Emerging from the softly shining marble that was once the communion railing in a monastery of Benedictine women, Eve balances the unbitten apple on a plump and polished knee. Her marble skin glows faintest pink as if washed by earliest light or lit by a secret she’s holding inside. She has a teenager’s face, hair cut in junior-high bangs in front and wild as sea waves in back, and half-closed, dreaming eyes. She takes for granted the snake curled blissfully around her, taking her warmth, her shape. Eve and the snake know each other, and are not afraid.
It’s taking my hands
more than fifty years to unlearn
one indelible summer lesson.
This I remember: three little tow-headed girls
Wandering in the dusty pasture between our house
and the woods
breathing in the pleasant heat
the sharp sweet smells of clover and of manure
drying in the sun.
We found a treasure
a burnished curve in the dust
a silky rope
mysterious and delightful to hand and eye
and picked it up and ran
to where my father worked in the field.
Almost blind, his hands
grown huge with the effort of seeing,
he held it close to his one good eye.
A silky rope? The snake’s eye
open in death
Thinking to protect his little girls he flung it far
across the summer pasture
a coppery arc shining in the sun.
In its place grew a stale terror

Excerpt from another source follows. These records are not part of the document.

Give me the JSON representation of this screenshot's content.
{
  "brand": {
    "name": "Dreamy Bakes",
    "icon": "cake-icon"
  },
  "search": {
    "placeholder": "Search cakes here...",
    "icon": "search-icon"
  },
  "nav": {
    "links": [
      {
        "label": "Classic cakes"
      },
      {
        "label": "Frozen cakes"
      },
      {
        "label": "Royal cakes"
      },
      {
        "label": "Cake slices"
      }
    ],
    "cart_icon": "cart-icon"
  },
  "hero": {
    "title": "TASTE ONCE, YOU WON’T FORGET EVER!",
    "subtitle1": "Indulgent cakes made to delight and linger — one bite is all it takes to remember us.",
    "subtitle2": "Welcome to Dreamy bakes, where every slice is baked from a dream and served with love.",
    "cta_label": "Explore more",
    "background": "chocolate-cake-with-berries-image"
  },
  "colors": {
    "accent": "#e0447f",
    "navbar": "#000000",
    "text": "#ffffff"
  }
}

as twisted as the tale of Eve
and the snake
the first unmaking
I’ve touched snake skins since then
dry and papery as words
and followed snake trails through poems
but my hands are lonely for the silk
of scales placed just so
and my body
imagines its sinuous
Reprinted with the permission of the Liturgical Press, the Order of Saint Benedict, Collegeville, Minnesota, from Divine Favor: The Art of Joseph O'Connell. Editor, Colman O'Connell. Collegeville, Minn.: Liturgical Press, c1999. CSB, SJU and SJP Libraries Oversize N 6537.O265 D58 1999.